The Environmental Defense Fund on Monday released the first in a series of videos aimed at educating Floridians on the current effects of climate change and possible solutions to address it.
The first “Keeping Florida, Florida” segment focuses on the potentially catastrophic effects sea level rise could have in South Florida and details the U.S. Army Corps of Engineers-proposed Back Bay Study, which recommends traditional, hardened infrastructure, including a seawall, to protect the region.
Experts featured in the video express concerns the proposal is a bad fit. They say it will not do enough to mitigate flood risk and has the potential to decimate the area’s environment, economy and culture.
They are pitching an alternative anchored by natural and nature-based solutions, such as oyster reefs and mangroves, that can build longterm flood resilience while “keeping Florida Florida.”
“Hundreds of billions of dollars in assets are at risk from climate change in Florida, and sea level rise is already impacting people’s lives” said Dawn Shirreffs, EDF’s Florida director. “The Army Corps’ project proposed for Miami-Dade outlines the challenges in balancing flood protection, protecting natural assets and preserving community character.
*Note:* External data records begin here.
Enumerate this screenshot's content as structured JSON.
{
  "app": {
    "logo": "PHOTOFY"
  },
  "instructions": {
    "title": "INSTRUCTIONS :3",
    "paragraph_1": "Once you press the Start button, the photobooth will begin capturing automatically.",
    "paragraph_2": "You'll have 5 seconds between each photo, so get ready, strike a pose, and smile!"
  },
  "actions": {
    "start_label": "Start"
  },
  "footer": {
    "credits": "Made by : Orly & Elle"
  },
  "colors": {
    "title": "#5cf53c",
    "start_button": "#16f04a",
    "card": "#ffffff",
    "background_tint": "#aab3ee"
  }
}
The good news is we can address flood risk and safeguard our environment and economy if we have the political will to innovate.”
EDF says the consensus among residents, businesses and environmental organizations is that a blended approach would best address the effects of climate change while safeguarding ecosystems, the character of Florida’s unique coastlines and the economies that rely on them.
“We can make Miami an example for the rest of the country of how to do these projects, how to react to sea level rise and make our communities more resilient, while also improving the environment, our way of life and our economy,” said Rachel Silverstein, executive director and waterkeeper at Miami Waterkeeper.
EDF plans to release three more videos in the “Keeping Florida, Florida” series, each focusing on the challenges facing different regions of the state. Next in line are Collier County, Jacksonville and Tampa Bay.
The first video is viewable on YouTube. More information and instructions on how to provide public comment on the Miami Back Bay Study is available on EDF’s Let’s Tackle Climate Change website.